Next: Josefin Ohrn + the LiberationKnowing nothing about them, this could go either way, so … the dark instrumental space halfway through the set is a welcome place to make a late entry. Heavy on the rhythm again, but more driving, shadowy and goth-flecked – channelling The Creatures (Siouxsie) a bit, mebbe? – theirs is a different kind of psych, if psych is what it is. A low-key summoning, perhaps. Another one to keep eyes on.

Pinkshinyultrablast.
No.

Sorry. And with that, we do a weird exits early from the Bullingdon and head upstairs at the O2 for Bo Ningen. YES…. their live rep precedes them and, to be honest, they are the reason for getting a buzz about this Ritual thing in the first place – a chance to see them melt minds right here, in Oxford. And they do.

Fried space rock, total reverb overload and damaged psyche with vocal yelps that jab your eyes, it’s what Comets on Fire could be like if they took a Man’s Ruin desert trip with Boris and jammed at full tilt. Wild but never, ever sloppy, Bo Ningen bow out with a noise maelstrom that’s utter fucking carnage. Astonishing.

Downstairs, festival headliners Peace are on the big stage with whatever it is that they do.

But who wants Peace when you can have war? BO NINGEN. Game over.

PSYCH HOUR

MUGSTAR MAN’S OUT-THERE RADIO HOUR

Should have done a quickie post about this sooner, because there aren’t many days until it expires, but if you’re seeking a 60-minute psych-out curated by an insider – and who isn’t? – check this Freak Zone Playlist on 6 Music.

Aired in connection with the Liverpool International Festival of Psychedelia last month, it features Jason Stoll – Mugstar bassist, God Unknown Records label dude – as your soft-spoken guide through the anything-goes.

Many high points here, especially Mesange’s ethereal low frequency – a Sunn O))) undercurrent to Zep’s In the Light spook – and Here Lies Man’s max fuzz Afrobeat, but the most audacious slab is Sly & the Family Drone/Dead Neanderthals. Destined not to be stuck on repeat in the car for the Aldi family shop, Sly/Dead hammer out a confrontational 10 minutes of doomed saxophony.

The psych playlist expires by October 28, go check it.

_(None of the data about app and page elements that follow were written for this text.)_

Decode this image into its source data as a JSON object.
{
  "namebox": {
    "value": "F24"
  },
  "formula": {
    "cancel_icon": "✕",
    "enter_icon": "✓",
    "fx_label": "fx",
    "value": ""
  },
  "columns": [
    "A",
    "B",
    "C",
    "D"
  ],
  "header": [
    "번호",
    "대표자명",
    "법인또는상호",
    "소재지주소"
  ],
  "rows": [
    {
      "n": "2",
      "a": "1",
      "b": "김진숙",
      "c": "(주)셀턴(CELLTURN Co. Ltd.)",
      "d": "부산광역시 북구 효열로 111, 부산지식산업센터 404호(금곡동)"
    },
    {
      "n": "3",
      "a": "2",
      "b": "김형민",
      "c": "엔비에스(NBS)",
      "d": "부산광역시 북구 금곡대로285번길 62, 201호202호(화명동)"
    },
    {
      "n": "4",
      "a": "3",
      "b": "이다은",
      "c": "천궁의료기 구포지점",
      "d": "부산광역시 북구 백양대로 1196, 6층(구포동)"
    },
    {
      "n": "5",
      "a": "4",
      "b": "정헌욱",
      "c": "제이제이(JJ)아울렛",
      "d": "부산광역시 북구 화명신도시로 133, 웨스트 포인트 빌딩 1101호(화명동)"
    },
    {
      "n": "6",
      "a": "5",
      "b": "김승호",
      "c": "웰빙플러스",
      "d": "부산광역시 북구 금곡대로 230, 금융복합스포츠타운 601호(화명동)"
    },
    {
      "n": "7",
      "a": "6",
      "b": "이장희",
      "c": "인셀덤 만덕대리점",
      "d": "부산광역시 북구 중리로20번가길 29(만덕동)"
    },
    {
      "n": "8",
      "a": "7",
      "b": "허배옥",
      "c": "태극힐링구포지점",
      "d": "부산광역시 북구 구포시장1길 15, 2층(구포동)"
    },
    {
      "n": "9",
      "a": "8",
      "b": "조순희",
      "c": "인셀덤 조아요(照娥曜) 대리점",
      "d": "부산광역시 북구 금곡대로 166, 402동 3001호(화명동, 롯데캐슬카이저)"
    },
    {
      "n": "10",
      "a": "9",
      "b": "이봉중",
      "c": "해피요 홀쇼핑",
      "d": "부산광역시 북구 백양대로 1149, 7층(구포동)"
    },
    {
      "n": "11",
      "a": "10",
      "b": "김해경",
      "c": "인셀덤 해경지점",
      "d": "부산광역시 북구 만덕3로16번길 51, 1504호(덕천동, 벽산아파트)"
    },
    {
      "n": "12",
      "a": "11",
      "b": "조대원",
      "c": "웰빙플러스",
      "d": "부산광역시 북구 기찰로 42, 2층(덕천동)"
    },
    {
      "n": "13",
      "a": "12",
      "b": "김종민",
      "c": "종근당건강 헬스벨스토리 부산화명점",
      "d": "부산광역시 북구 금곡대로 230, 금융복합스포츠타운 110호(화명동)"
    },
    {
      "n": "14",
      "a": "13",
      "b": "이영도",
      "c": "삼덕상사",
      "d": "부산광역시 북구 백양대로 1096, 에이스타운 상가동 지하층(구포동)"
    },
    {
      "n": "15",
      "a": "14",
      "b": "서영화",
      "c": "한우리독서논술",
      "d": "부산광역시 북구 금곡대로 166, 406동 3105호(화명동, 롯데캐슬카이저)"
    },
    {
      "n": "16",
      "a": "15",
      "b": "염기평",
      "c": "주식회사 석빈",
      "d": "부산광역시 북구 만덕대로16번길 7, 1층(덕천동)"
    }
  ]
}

Stretching the Festival of Psychedelia theme a bit more, a link to Julie’s Haircut turned up in an email the other week – they also played the festival, and you can hear why. Whispered moto-shimmer with sax of a very different order to Sly/Dead, you might fancy picking them up for a psych expedition.

AND…Ritual Union music event this Saturday in Oxford. Bo Ningen, Ulrika Spacek and Flamingods are among the bands at this 4-stage Cowley Road special, let’s hope the whole thing rocks enough on the day/night. See you down there.